Jones has worked with Parton before. Actually, he was the original artist to sing with her on 1991’s “Rockin’ Years” before Ricky Van Shelton.
Jones has also shared the microphone with several artists outside the country format – ranging from Harry Connick, Jr., James Taylor, Elvis Costello and Linda Ronstadt. What were some of his favorites? “All of the above,” he states. “Ray Charles, Keith Richards and Leon Russell also come to mind.” Jones’ 1962 classic “A Girl I Used To Know” was once cited by Charles as his favorite country song.
With so many artists calling him the world’s greatest country singer, how does Jones want to remembered? He has a simple answer. “I would like to be remembered as a singer who stayed true to country music and did it my way.”
By Matt Wake | email@example.com
HUNTSVILLE, Alabama – Country music legend George Jones’ final tour will make a stop in Huntsville.
The crooner is set to play the Von Braun Center Mark C. Smith Concert Hall 7:30 p.m. April 27. Tickets ($48) go on sale 10 a.m. Jan. 25, available via the VBC Box Office (700 Monroe St.), ticketmaster.com, all Ticketmaster outlets or by calling 800-745-3000.
Last summer, Jones announced he would retire from touring following his 2013 trek. The singer – known for hits including “He Stopped Loving Her Today” and “White Lightning – began his 60-date “Grand Tour” in 2012. According to georgejones.com, Jones is planning to record a duets album with fellow country star Dolly Parton.
George Jones is bringing “The Grand Tour,” his farewell series of concerts, to Spartanburg.
The legendary country music singer will perform May 18 at the Spartanburg Memorial Auditorium as part of a tour that Jones has said will be his last. Contemporary country duo Wilson Fairchild will open the show.

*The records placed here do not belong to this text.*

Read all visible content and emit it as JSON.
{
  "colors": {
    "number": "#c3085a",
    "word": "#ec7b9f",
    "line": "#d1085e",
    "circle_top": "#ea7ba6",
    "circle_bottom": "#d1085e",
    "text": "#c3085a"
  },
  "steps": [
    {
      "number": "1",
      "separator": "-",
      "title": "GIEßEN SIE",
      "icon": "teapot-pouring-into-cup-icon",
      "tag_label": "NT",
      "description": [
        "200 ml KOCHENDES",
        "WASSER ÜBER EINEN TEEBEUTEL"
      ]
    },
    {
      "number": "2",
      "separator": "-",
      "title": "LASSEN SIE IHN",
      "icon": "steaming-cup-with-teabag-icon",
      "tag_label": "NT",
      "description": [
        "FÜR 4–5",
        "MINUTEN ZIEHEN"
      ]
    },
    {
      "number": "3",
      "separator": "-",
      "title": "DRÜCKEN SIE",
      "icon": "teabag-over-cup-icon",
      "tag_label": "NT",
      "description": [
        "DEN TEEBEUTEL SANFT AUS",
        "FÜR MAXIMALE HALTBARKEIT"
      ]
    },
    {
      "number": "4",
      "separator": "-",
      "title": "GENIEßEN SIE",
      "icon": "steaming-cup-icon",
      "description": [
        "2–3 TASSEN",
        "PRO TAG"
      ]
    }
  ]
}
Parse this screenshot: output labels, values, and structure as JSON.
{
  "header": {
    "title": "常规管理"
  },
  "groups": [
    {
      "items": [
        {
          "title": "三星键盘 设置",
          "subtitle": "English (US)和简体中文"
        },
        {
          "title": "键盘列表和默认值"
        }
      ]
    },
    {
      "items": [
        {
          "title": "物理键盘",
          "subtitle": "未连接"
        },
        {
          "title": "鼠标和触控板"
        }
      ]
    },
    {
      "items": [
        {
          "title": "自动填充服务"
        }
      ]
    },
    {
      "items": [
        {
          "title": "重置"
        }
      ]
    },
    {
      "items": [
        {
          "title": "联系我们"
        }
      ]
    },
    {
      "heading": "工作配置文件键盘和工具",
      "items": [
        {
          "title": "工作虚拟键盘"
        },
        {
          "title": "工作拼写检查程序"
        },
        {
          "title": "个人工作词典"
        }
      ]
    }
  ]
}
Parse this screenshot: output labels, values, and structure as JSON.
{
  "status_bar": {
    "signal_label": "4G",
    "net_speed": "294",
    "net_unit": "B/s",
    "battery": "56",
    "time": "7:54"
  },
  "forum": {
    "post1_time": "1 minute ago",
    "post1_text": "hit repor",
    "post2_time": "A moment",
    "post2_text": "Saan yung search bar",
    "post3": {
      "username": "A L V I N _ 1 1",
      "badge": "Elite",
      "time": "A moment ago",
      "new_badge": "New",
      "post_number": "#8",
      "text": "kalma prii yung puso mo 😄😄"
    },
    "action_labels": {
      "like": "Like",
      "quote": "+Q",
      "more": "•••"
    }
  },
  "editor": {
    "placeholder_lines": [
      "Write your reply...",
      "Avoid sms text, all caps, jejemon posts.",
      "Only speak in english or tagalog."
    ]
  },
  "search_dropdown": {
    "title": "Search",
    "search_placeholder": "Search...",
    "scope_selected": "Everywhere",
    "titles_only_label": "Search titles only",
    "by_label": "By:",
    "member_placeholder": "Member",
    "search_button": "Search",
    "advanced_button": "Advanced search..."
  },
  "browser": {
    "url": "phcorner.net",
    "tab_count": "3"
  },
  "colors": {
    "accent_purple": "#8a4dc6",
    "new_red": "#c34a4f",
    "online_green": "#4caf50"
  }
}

Reserved tickets, priced at $42.75, are on sale now at the auditorium box office and at Ticketmaster outlets including Publix supermarkets. Tickets can also be purchased online at www.ticketmaster.com or by phone at 1-800-745-3000.
After more than five decades of touring, Jones, 81, has decided he is ready to slow down and spend more time with his wife, children and grandchildren. “It is tough to stop doing what I love, but the time has come,” Jones said in a news release.
Considered by many as the greatest country singer of all-time, Jones is a 1992 Country Music Hall of Fame inductee with more than a dozen No. 1 hits to his credit.
Concerts on “The Grand Tour” will feature Jones performing such classics as “White Lightning,” “He Stopped Loving Her Today,” “Who’s Gonna Fill Their Shoes” and “I Don’t Need Your Rockin’ Chair.”
For more information, visit the auditorium’s website at www.crowdpleaser.com.
Last summer, George Jones announced he would quit touring at the end of his 2013 road trip.
That victory lap, dubbed “The Grand Tour,” will stop at the Fox Theatre at 7:30 p.m. April 19. Tickets are $42.75 and on sale at 10 a.m. Jan. 25.
The country music icon, known for his hits “White Lightning,” “He Stopped Loving Her Today” and “Who’s Gonna Fill Their Shoes,” started the 60-date tour last year.
Jones remarked at the time he announced the farewell run that, “It is tough to stop doing what I love, but the time has come.”
Plans are also still in the works for a Jones/Dolly Parton album.
Tickets can be purchased at the Fox box office, www.foxatltix.com or by calling 1-855-ATL-TIXX.
“I just loved singing with Patti and she hit notes I never dreamed of!” Jones said in a Jan. 2 email shared with Examiner.com. “We cut some songs together and it was a great time. She’ll be missed by lots of folks and everybody needs to know how great she was. Patti was a wonderful singer with a real special voice.”